Exercise brief: The following entries should be restated word for word, pictures excluded.

=== Supplied material ===

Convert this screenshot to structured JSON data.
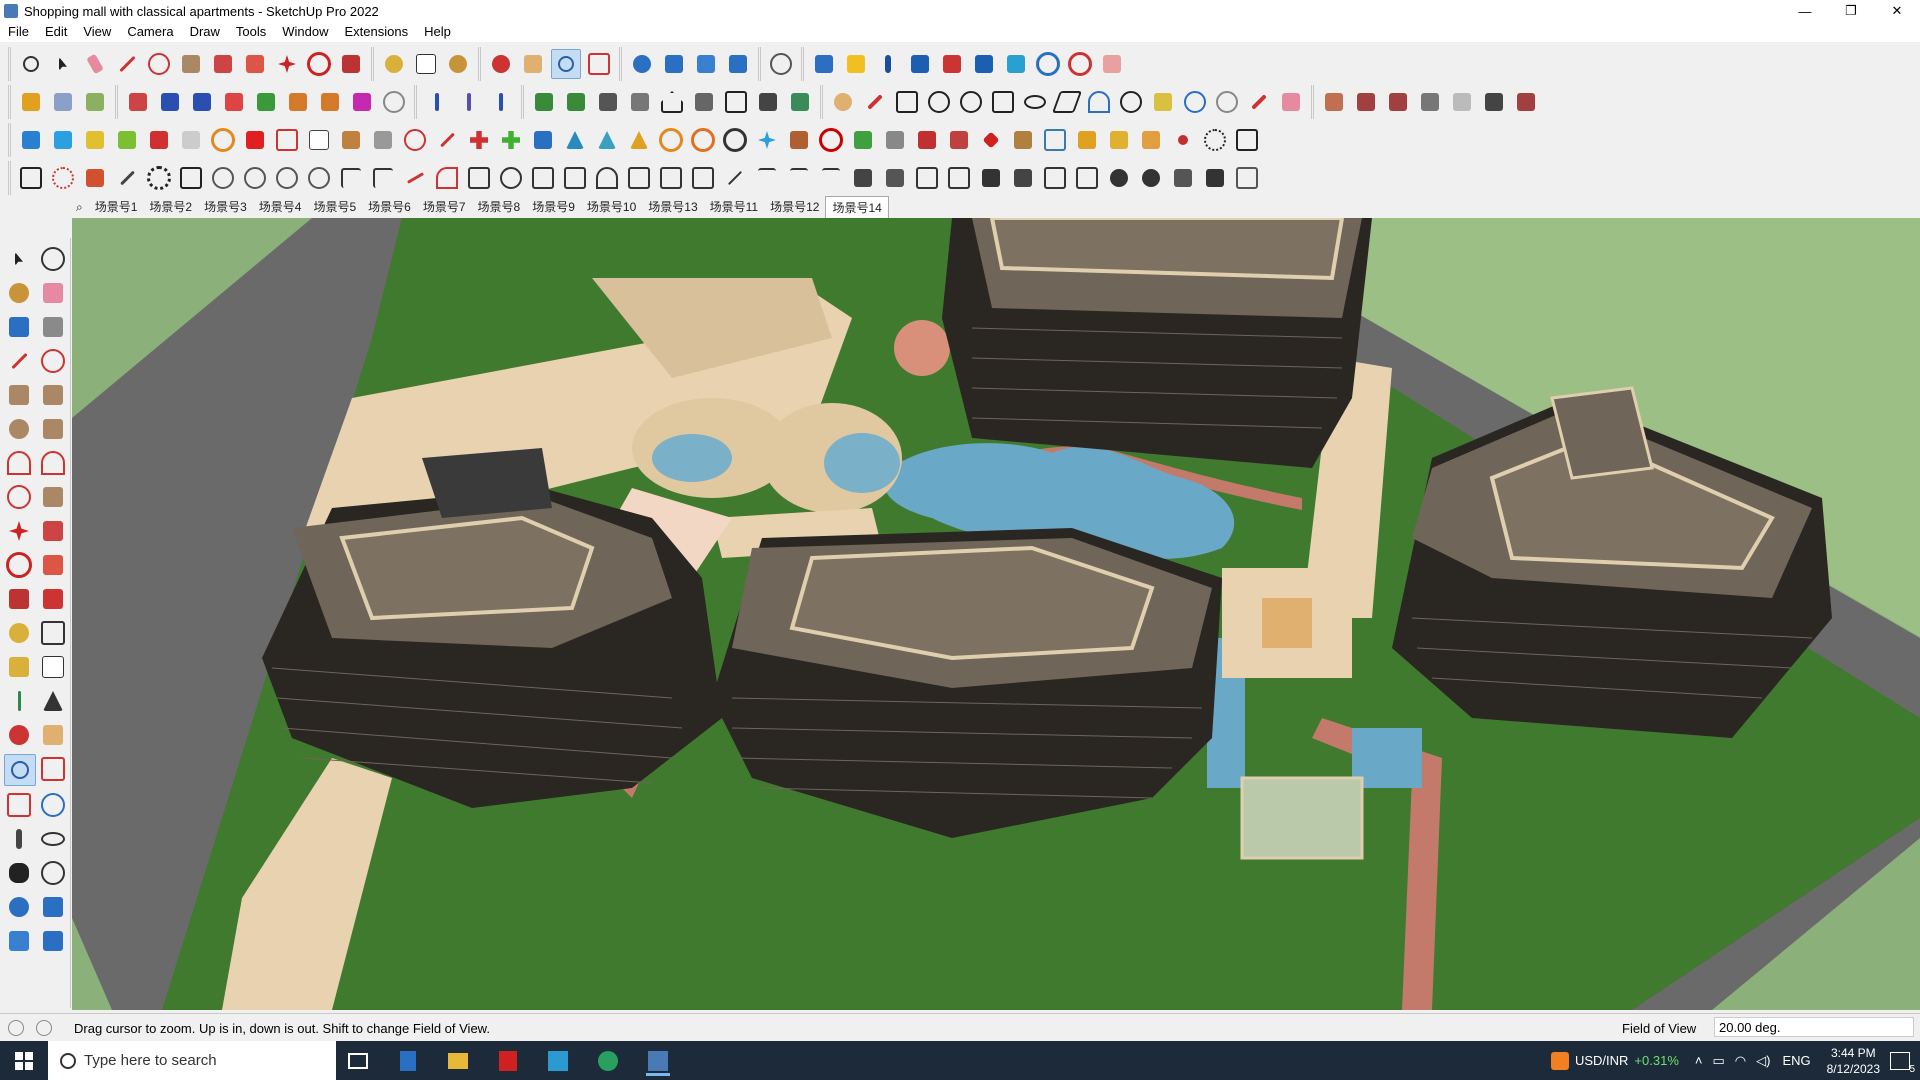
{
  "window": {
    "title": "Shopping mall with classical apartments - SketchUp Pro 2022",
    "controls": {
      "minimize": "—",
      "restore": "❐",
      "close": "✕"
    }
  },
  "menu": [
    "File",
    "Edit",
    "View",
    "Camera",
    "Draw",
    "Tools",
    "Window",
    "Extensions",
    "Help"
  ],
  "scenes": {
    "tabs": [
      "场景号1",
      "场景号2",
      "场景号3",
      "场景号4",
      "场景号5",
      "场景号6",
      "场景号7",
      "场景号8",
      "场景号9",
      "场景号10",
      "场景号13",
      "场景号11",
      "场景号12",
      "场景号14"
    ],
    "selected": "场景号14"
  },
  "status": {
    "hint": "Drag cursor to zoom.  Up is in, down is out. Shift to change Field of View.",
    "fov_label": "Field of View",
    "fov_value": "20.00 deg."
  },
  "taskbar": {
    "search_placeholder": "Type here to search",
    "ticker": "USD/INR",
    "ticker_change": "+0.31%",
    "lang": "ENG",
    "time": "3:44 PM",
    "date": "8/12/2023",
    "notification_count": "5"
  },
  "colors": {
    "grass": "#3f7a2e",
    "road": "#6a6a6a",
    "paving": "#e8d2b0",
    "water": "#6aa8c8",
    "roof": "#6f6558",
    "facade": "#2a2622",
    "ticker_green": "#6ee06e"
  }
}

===

Output for this exercise:
Convert this screenshot to structured JSON data.
{
  "window": {
    "title": "Shopping mall with classical apartments - SketchUp Pro 2022",
    "controls": {
      "minimize": "—",
      "restore": "❐",
      "close": "✕"
    }
  },
  "menu": [
    "File",
    "Edit",
    "View",
    "Camera",
    "Draw",
    "Tools",
    "Window",
    "Extensions",
    "Help"
  ],
  "scenes": {
    "tabs": [
      "场景号1",
      "场景号2",
      "场景号3",
      "场景号4",
      "场景号5",
      "场景号6",
      "场景号7",
      "场景号8",
      "场景号9",
      "场景号10",
      "场景号13",
      "场景号11",
      "场景号12",
      "场景号14"
    ],
    "selected": "场景号14"
  },
  "status": {
    "hint": "Drag cursor to zoom.  Up is in, down is out. Shift to change Field of View.",
    "fov_label": "Field of View",
    "fov_value": "20.00 deg."
  },
  "taskbar": {
    "search_placeholder": "Type here to search",
    "ticker": "USD/INR",
    "ticker_change": "+0.31%",
    "lang": "ENG",
    "time": "3:44 PM",
    "date": "8/12/2023",
    "notification_count": "5"
  },
  "colors": {
    "grass": "#3f7a2e",
    "road": "#6a6a6a",
    "paving": "#e8d2b0",
    "water": "#6aa8c8",
    "roof": "#6f6558",
    "facade": "#2a2622",
    "ticker_green": "#6ee06e"
  }
}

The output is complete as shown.